■ **ENTRIES SUPPLIED**
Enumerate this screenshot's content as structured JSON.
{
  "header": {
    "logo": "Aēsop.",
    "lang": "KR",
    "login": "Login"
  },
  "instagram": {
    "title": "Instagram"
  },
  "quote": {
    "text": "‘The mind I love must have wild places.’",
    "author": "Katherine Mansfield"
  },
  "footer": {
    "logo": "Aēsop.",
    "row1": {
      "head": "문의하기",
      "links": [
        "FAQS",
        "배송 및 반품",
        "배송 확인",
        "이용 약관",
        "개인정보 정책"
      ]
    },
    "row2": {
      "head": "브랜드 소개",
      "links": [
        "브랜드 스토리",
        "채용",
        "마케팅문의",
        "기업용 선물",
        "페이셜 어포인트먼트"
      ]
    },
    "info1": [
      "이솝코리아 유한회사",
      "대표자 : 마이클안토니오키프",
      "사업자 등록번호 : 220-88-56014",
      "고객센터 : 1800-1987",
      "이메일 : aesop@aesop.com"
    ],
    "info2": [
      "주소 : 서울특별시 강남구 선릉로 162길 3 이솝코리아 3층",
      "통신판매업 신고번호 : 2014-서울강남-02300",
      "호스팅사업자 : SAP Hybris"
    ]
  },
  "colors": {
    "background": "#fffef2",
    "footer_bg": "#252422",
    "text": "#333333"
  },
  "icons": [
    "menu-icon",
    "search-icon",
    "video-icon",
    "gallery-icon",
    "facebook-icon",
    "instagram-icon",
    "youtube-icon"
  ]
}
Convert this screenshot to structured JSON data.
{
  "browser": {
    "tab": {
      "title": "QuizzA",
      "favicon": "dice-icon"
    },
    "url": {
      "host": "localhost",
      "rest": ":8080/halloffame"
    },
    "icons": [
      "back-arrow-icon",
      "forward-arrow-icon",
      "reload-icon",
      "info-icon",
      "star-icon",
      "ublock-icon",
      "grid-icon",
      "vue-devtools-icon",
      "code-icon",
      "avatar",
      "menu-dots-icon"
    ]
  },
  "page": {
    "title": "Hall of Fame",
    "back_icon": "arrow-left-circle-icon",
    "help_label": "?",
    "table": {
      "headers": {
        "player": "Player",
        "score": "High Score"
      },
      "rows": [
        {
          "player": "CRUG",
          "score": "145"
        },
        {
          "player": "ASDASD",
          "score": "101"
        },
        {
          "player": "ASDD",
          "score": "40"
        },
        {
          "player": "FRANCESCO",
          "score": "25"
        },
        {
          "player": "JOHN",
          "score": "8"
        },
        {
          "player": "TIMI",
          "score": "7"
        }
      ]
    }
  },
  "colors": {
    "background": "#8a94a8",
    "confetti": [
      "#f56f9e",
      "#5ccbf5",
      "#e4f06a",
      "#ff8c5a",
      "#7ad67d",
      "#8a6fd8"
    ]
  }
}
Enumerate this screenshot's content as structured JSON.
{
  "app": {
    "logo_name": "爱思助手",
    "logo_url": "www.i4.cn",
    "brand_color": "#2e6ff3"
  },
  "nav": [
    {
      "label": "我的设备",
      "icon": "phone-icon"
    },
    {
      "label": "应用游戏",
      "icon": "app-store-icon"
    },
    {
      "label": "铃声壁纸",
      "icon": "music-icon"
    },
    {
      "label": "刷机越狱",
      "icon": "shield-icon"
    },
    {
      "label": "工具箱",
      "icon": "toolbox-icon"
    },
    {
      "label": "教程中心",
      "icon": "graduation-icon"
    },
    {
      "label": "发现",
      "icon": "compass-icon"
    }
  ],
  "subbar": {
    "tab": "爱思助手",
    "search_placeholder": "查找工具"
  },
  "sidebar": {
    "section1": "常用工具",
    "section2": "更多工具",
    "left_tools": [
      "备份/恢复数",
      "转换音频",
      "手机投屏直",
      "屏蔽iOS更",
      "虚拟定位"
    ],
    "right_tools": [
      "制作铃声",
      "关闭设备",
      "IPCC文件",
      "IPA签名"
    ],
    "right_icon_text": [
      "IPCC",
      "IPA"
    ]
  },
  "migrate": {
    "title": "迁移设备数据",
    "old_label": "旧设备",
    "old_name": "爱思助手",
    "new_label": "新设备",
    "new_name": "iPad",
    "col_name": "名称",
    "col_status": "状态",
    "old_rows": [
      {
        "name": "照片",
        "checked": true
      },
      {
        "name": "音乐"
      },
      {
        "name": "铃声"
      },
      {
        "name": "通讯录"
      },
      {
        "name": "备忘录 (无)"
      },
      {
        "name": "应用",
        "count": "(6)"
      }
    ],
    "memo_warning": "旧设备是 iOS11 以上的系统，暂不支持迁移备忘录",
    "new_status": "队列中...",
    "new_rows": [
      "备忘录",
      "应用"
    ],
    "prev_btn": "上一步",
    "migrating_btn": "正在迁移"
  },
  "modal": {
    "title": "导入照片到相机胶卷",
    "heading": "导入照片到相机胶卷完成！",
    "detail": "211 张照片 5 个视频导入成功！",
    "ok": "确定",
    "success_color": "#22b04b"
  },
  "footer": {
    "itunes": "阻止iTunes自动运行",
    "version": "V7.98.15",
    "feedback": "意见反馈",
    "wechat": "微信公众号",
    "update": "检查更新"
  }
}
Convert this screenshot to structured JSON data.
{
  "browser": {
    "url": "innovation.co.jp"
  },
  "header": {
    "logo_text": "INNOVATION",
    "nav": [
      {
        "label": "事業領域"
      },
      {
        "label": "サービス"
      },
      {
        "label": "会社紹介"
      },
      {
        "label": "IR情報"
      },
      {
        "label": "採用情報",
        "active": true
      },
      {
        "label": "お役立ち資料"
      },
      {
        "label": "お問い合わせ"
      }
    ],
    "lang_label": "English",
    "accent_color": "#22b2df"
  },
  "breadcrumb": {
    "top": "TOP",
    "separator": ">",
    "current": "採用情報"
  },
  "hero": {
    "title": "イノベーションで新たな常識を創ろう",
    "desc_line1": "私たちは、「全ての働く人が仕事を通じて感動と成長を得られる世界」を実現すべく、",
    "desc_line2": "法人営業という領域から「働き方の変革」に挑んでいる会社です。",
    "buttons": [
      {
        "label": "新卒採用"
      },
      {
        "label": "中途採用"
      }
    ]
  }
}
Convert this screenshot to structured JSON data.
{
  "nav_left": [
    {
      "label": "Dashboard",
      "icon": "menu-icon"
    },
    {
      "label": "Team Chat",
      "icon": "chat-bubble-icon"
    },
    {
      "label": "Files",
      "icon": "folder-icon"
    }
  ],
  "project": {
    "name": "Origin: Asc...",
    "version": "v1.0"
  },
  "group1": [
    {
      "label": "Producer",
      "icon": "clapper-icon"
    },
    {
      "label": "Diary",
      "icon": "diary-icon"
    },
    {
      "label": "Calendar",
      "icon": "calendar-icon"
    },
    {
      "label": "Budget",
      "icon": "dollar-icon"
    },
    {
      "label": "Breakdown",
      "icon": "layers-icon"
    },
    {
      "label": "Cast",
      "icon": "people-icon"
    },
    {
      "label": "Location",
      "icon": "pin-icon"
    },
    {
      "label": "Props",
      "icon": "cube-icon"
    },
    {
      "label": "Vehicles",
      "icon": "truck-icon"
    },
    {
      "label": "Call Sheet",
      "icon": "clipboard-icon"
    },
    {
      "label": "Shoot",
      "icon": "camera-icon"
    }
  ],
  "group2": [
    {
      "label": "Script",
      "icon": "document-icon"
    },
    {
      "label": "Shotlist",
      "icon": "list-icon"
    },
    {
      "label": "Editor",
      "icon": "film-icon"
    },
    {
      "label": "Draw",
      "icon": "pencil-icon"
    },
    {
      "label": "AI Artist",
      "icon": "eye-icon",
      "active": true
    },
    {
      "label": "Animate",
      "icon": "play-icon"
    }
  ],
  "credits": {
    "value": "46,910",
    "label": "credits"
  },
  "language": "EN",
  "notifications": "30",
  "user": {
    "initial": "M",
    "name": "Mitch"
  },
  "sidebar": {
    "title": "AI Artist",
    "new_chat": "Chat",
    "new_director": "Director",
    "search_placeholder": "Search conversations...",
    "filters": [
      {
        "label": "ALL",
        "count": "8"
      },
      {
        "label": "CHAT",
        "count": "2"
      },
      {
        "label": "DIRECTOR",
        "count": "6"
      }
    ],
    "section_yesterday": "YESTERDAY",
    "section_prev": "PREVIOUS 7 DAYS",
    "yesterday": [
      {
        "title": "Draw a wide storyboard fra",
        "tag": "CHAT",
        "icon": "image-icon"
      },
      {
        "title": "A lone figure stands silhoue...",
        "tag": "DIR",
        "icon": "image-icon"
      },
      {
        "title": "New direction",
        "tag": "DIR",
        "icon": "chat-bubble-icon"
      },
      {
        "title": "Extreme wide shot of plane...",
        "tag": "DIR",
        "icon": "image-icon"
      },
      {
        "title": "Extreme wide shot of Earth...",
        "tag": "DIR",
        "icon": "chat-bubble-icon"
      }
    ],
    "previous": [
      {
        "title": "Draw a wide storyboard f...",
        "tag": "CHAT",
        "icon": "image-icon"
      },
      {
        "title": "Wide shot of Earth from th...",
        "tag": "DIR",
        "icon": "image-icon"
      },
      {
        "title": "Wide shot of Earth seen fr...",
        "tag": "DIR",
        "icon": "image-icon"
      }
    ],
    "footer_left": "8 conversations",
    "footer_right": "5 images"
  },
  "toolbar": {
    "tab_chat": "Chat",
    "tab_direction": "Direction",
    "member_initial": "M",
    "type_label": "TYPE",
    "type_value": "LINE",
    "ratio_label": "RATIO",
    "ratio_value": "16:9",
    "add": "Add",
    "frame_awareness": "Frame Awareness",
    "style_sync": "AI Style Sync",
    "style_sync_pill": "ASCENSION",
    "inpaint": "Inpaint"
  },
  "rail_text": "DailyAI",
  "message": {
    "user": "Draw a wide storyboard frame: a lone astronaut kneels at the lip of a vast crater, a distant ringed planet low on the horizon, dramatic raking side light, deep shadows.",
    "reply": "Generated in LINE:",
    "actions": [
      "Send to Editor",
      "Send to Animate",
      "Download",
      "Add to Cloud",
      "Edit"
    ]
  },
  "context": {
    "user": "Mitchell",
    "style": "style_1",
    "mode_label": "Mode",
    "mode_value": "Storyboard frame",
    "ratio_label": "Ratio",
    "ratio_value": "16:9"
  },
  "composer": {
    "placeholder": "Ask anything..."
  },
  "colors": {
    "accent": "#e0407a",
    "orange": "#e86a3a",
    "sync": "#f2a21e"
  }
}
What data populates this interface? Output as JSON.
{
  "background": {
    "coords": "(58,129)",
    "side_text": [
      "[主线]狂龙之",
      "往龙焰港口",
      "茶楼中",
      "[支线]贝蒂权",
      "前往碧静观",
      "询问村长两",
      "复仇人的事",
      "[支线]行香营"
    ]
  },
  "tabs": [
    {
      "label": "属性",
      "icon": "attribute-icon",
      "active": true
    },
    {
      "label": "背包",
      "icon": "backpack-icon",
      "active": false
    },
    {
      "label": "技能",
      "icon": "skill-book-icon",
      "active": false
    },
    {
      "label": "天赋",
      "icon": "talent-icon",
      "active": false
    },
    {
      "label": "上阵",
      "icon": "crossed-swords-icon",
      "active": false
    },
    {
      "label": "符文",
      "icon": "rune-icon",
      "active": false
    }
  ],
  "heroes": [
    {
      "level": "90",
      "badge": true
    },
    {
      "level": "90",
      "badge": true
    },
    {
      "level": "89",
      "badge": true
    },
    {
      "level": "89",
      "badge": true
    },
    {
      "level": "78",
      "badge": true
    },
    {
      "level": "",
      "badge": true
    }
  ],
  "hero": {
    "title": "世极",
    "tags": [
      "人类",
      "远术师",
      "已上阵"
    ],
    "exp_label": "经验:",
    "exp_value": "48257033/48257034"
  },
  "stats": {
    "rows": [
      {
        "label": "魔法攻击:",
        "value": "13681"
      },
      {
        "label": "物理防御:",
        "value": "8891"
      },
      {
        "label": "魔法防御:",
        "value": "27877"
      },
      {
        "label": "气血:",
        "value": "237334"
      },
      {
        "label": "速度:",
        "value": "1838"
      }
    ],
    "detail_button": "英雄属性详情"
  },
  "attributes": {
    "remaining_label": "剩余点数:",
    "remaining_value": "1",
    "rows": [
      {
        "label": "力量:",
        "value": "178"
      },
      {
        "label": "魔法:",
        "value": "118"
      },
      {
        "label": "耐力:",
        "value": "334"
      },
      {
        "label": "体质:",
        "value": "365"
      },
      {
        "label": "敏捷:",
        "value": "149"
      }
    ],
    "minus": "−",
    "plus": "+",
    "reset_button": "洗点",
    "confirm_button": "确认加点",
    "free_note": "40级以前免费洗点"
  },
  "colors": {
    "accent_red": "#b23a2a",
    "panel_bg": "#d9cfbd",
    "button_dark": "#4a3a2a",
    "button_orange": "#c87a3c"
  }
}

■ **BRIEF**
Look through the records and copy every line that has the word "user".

■ **SOLUTION TO THIS TASK**
  "user": {
    "user": "Draw a wide storyboard frame: a lone astronaut kneels at the lip of a vast crater, a distant ringed planet low on the horizon, dramatic raking side light, deep shadows.",
    "user": "Mitchell",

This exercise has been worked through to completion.